The following is a guest contributed post from Matthijs Keij, Co-founder & CEO of FlxOne.
The Big Game is history and the winner was clear: mobile advertising.
Before the Seahawks pummeled the Bronco’s last Sunday, we talked about how this year’s Super Bowl would be a mobile-driven, advertising powerhouse. WithLocals, the peer-to-peer travel experiences startup, took the plunge and decided that a mobile ad campaign would be a better bet than a Super Bowl television ad given their marketing budget. Well, the stats are in and should you need additional convincing about the importance of mobile and real time bidding (RTB), I invite you to consider the following data from the mobile Withocals ad campaign during this year’s Super Bowl.
- For a mobile display ad, a flat bid of $35 cost only $2.95 CPM on average*
- Before the game, the average CPM on mobile RTB inventory was $3.48; during the game it dropped to $2.39
*Remember, in RTB multiple buyers bid for specific impressions. The highest bidder wins the auction and can then serve a display ad. However, here’s the important part, the highest bidder will only pay the second-highest price (as a second-price auction is the default model in RTB). For example, a bid price of $35 CPM (cost per 1,000 impressions) does not mean that an advertiser has to actually pay $35. In many cases, the second-highest price (a.k.a. the clear price) is considerably lower.
Average CPMs for mobile ads for Super Bowl XLVIII were incredibly affordable this year:
- The winning team’s homepage: Seahawks.com = $1.15
- The NFL homepage: NFL.com = $2.19
- The biggest newspaper sites in Seattle: The Seattle Times = $3.42 and The Seattle Post-Intelligencer = $4.10
- The biggest newspaper sites in Denver: The Denver Post = $6.14 and The Denver Westword = $4.79
- Prominent sports domains: 247sports.com, cbssports.com, and foxsports.com = $1.84
According to AT&T’s blog, total data usage in the stadium was more than 624GB; the highest number AT&T has ever seen from a one-day sporting event. For context, 624GB is the equivalent of 1.8 million social media posts that include photos.
Verizon also won big time. According to Verizon’s News Center, the company handled more than 800% more data connections during the game than the busiest hour from last year’s Super Bowl—and used more data in MetLife stadium in one hour than was the case in any previous Super Bowl.
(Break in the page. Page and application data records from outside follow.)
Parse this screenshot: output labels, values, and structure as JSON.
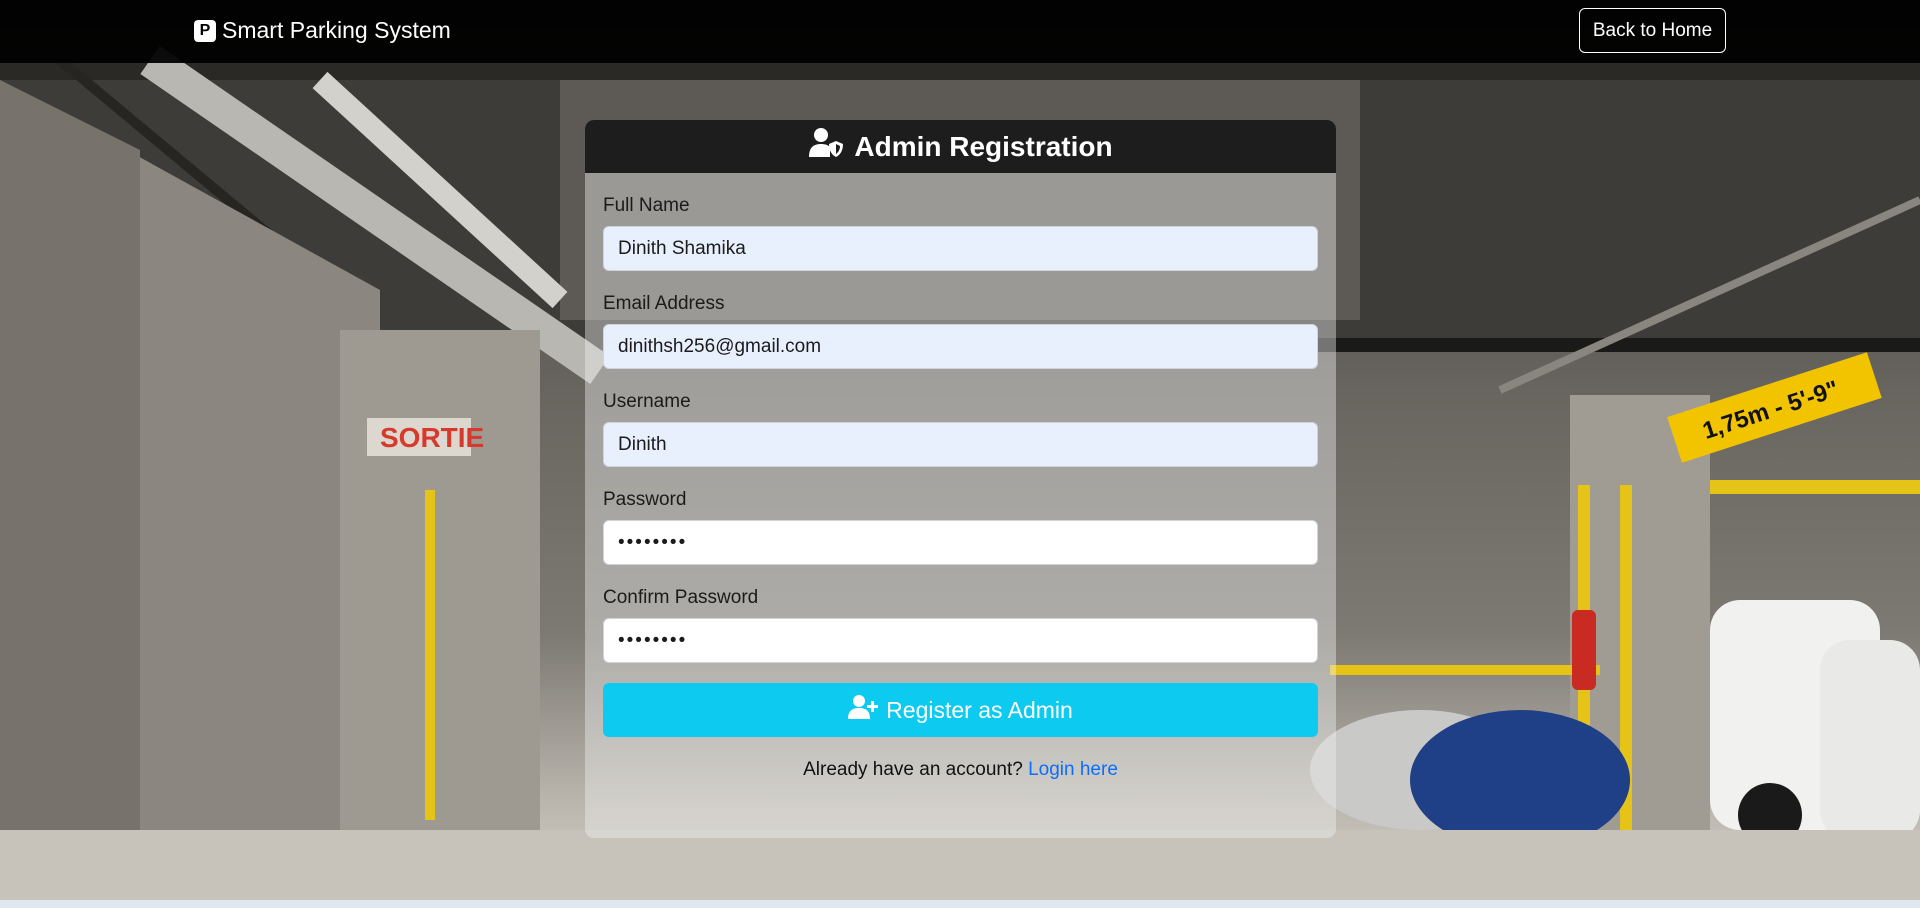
{
  "navbar": {
    "brand_icon": "P",
    "brand_label": "Smart Parking System",
    "back_label": "Back to Home"
  },
  "card": {
    "title": "Admin Registration",
    "title_icon": "user-shield-icon",
    "fields": [
      {
        "label": "Full Name",
        "value": "Dinith Shamika"
      },
      {
        "label": "Email Address",
        "value": "dinithsh256@gmail.com"
      },
      {
        "label": "Username",
        "value": "Dinith"
      },
      {
        "label": "Password",
        "value": "••••••••"
      },
      {
        "label": "Confirm Password",
        "value": "••••••••"
      }
    ],
    "register_label": "Register as Admin",
    "register_icon": "user-plus-icon",
    "login_prompt": "Already have an account?",
    "login_link": "Login here"
  },
  "background": {
    "sign_exit": "SORTIE",
    "sign_clearance": "1,75m - 5'-9\""
  },
  "colors": {
    "navbar": "#000000",
    "card_header": "#1d1d1d",
    "register_button": "#0dcaf0",
    "link": "#0d6efd",
    "autofill_input": "#e8f0fe"
  }
}
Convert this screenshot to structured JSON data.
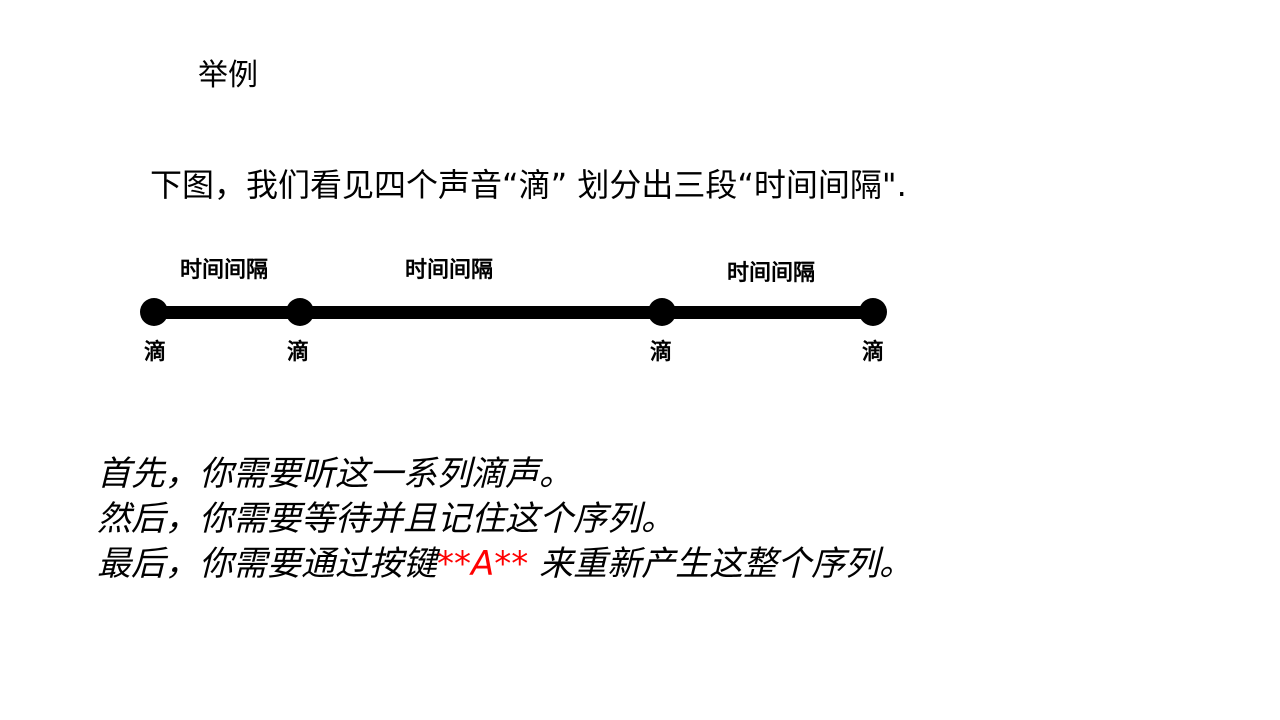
{
  "slide": {
    "title": "举例",
    "intro": "下图，我们看见四个声音“滴” 划分出三段“时间间隔\"."
  },
  "timeline": {
    "drip_labels": [
      "滴",
      "滴",
      "滴",
      "滴"
    ],
    "interval_labels": [
      "时间间隔",
      "时间间隔",
      "时间间隔"
    ]
  },
  "instructions": {
    "line1": "首先，你需要听这一系列滴声。",
    "line2": "然后，你需要等待并且记住这个序列。",
    "line3_prefix": "最后，你需要通过按键",
    "line3_key": "**A**",
    "line3_suffix": " 来重新产生这整个序列。"
  },
  "colors": {
    "text": "#000000",
    "key_highlight": "#ff0000",
    "background": "#ffffff"
  }
}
This data from the Seattle versus Denver faceoff fully supports the premise that mobile advertisers can enjoy extremely relevant audience targeting despite a limited budget. What are you waiting for?